Factual error: During the scene in which Bond escapes from MI6 custody, after inducing drop in heartbeat, he seizes the defibrillator paddles and uses them to shock the two male orderlies. However, only one of those paddles would have administered a shock; the other one is only there to form a circuit for the electric charge, therefore, at best it should only have shocked one of the orderlies. (00:25:15)
Factual error: Towards the end of the film as the helicopter tumbles through the sky after it has fallen out of the plane, Jinx looks back from the cockpit and sees the diamonds in a neat pile spilling out of the door. Surely if the helicopter has been tumbling through the sky, they would be scattered all over the place. (01:59:10)
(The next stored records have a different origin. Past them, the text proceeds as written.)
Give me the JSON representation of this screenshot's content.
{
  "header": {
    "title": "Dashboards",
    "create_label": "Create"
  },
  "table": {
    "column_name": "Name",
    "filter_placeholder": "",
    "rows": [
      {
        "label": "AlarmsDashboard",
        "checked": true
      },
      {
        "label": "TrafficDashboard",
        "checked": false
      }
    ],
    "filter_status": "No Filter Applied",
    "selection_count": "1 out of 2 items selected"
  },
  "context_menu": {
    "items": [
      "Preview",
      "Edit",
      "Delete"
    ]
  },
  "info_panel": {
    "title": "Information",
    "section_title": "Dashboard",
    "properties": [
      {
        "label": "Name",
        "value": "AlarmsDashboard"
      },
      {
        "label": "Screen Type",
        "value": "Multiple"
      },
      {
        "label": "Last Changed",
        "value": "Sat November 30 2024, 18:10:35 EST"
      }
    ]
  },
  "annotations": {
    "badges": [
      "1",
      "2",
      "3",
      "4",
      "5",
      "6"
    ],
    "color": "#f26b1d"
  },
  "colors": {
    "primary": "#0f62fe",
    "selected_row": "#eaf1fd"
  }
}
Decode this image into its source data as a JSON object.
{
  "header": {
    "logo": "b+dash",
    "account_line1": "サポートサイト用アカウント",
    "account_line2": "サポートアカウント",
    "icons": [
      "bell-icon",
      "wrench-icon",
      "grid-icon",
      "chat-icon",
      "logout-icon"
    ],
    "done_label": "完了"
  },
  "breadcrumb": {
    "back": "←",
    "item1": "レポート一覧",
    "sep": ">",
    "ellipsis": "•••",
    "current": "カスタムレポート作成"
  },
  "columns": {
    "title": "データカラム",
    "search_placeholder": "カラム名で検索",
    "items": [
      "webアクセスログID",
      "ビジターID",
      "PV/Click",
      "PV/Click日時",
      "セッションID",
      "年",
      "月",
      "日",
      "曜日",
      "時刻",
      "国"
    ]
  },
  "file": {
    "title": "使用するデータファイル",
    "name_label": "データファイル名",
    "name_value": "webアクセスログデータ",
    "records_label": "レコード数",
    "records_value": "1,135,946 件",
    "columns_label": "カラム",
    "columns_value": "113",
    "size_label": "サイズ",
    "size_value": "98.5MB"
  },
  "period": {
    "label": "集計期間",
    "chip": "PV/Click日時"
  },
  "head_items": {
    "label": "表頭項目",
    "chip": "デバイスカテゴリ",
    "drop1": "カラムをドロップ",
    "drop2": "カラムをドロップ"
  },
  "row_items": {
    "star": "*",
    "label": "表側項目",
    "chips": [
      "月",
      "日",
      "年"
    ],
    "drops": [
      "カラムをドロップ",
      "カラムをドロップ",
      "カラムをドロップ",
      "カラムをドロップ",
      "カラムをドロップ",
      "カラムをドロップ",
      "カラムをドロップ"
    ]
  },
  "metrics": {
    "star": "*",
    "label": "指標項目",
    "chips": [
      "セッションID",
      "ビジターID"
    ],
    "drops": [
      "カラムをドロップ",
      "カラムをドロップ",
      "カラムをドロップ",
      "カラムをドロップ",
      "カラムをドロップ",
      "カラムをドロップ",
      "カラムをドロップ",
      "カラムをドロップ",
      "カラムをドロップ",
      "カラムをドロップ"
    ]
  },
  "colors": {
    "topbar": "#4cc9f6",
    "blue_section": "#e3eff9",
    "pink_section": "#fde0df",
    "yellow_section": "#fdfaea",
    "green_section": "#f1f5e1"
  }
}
Factual error: The 'Vauxhall Cross' Tube Station appears to be on the south bank next to Westminster Bridge across from Parliament, but it is a Piccadilly Line station, which does not cross the Thames. You can tell from the tilework because it was filmed in Aldwych, which is a real, abandoned station on the Piccadilly Line - there is a sign that reads 'Piccadilly Line' in one shot. (01:03:35)
Factual error: In the scene where Korean military officers are looking at a map of the Korean Peninsula (ignoring for a moment that the Koreans' map is in English), the map's description of the body of water between the Korean Peninsula and the Japanese Archipelago is a glaring error to anyone who knows about East Asian history. Most of the world knows of this body of water as the "Sea of Japan," but both North and South Korea have always called it by its historic name, the East Sea. The South Koreans are actively involved - with some considerable success - in an effort to get cartographers, governments, and international organizations to change the name back to East Sea, or at least have both Sea of Japan and East Sea recognized. At any rate, since the issue involves a good deal of lingering resentment owing to Japan's brutal forty-year occupation of Korea, absolutely no Korean-made map would label this body of water only as "Sea of Japan."
Factual error: In the hovercraft chase scene at the beginning, when the Korean hovercraft flips over and hits the small bunker, it can be seen that it's got a flat, metal body on the underside - but they should have lift fans there; with no lift fans, they would not be able to float at all. (00:09:35)
Factual error: Hovercrafts would set off the land mines. Land mines have a pressure limit that has to be exceeded to set it off. This is normally around 5 kilos so that they aren't set off by rabbits and what not. A hover craft would exert more than 5 kilos of down force. So the land mines should still go off, but they don't.Ssiscool
Factual error: If you watch the DVD release of this film with the MI6 Datafeed enabled a remark pops up telling the audience the large aircaft that Bond, Jinx etc are flying in is an Antonov 225 'Myria', 'The largest operating aircraft in the World'. The aircraft which is used in the film is actually an Antonov 124 which is smaller than the AN225, only has a single tail fin,(the 225 has two),and only has 4 engines, (the 225 has six).
Factual error: When Icarus is shooting at Bond when he's escaping in the rocket sled, in the orbital shots, Icarus doesn't appear to be hitting Iceland - looks more like it's hitting Britain.
Factual error: In the scene with the mining lasers, Mr.Kill positions a laser to be able to cut off Jinx's head. If you'll notice, the laser is still on and firing as he moves it. The way it spins down to get by Jinx, the trajectory would have already cut through Jinx. And even if not, it would have damaged the table she is on. However, when it cuts to the next shot showing the laser next to her head, there is no damage to the table, except to where the laser is directly contacting the table at that moment. No other damage is visible, despite it being on while being moved into position.Quantom X
Factual error: The invisible car cannot possibly work as it is described in the film, by projecting an image of things that are 'behind' the car onto the side that is being viewed. This ignores parallax effects - the things that are 'behind' the car change, depending on the distance and angle from which the car is being viewed. Two people standing next to each other, on the same side of the car, would need to see two entirely different images projected.